Tags: music education, organ facts, organ music, pipe organ
By Jacy Burroughs
1. The concept of the organ dates back to an instrument called the hydraulis, invented in Ancient Greece in the 3rd Century BCE. A hydraulis was a mechanical instrument in which the wind pressure is regulated by water pressure. By the 7th Century AD, bellows replaced water pressure to supply the organ with wind.
Tags: instrument practice, music education, practice, top 10 article
By Jacy Burroughs
1. Practice in the morning. If you are on break from school, designate a time in the morning for practicing. That way, you can make sure you at least get some practicing in at the beginning of your day. We all know that if we wait to practice later in the day, we may end up making plans, going out, being too tired and making other excuses not to practice.
2. Set a goal. Whether you are a beginner, a high school student preparing for seating auditions or a college student getting ready for a fall recital, the list of goals you can set for yourself is endless! Maybe you want to get better at sight-reading, learn a new song, work through a particular etude book, memorize a piece – make a goal to achieve by the end of the summer. Set interim goals for yourself along the way so you can check in and make sure you’re on track. Continue reading ’10 tips for staying in shape (on your instrument) over the summer’
Tags: Adolphe Sax, facts about saxophone, music education, Sax, saxophone, saxophone facts, saxophone sheet music, top ten article
By Carolyn Walter
A relatively new-kid-on-the block as instruments go, the saxophone was invented less than 200 years ago! Here is a short sampling of facts about this versatile instrument:

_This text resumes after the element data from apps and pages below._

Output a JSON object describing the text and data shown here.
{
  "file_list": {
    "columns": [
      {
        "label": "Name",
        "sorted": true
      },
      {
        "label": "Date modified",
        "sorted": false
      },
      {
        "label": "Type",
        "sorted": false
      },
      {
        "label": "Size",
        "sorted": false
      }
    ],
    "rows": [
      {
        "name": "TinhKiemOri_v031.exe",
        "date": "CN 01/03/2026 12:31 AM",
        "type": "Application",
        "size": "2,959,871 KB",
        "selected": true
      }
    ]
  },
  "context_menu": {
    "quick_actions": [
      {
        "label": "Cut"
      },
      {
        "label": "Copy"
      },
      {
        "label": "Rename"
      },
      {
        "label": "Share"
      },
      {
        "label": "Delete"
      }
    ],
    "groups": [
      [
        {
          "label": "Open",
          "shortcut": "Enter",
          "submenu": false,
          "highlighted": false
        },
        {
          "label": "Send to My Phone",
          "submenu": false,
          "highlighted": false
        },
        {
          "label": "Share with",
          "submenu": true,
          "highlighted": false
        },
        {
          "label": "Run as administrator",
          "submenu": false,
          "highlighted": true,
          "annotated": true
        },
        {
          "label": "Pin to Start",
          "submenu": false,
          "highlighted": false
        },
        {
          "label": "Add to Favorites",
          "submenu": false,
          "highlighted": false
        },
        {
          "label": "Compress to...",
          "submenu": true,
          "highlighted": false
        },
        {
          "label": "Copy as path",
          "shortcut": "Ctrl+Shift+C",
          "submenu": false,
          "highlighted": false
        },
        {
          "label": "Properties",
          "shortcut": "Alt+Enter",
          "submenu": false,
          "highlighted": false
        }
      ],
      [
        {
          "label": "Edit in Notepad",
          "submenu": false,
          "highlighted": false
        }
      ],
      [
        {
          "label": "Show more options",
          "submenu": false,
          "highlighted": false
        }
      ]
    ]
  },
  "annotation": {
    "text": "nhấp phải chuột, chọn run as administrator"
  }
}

1. While typically constructed of brass, the saxophone is actually a member of the woodwind family. The sax earns this classification because of the way sound is produced: a player’s embouchure creates an airtight seal over the mouthpiece, vibrating a single reed in the manner of a clarinet. Brass instruments, by contrast, are played by buzzing one’s lips on the rim of the mouthpiece.
2. Despite the previous statement that saxes are usually made of brass, there are exceptions. Continue reading ’10 Fun Facts About the Saxophone’
Tags: cello, cello concerto, cello facts, cello sheet music, cello sonata, music education, top ten article
By Jacy Burroughs
1. Cello comes from the Italian term violoncello, which actually means “little violone.” (No, I didn’t spell violin wrong.) The violone is the lowest-pitched instrument in the viol family, a group of stringed instruments that were used primarily before the eighteenth century. During the twentieth century, it became customary to abbreviate violoncello as “cello.”
2. The cello is actually part of the violin family, which came into prominent use in the eighteenth century. There are several differences between instruments in the viol family and violin family. Continue reading ‘Ten Interesting Cello Facts’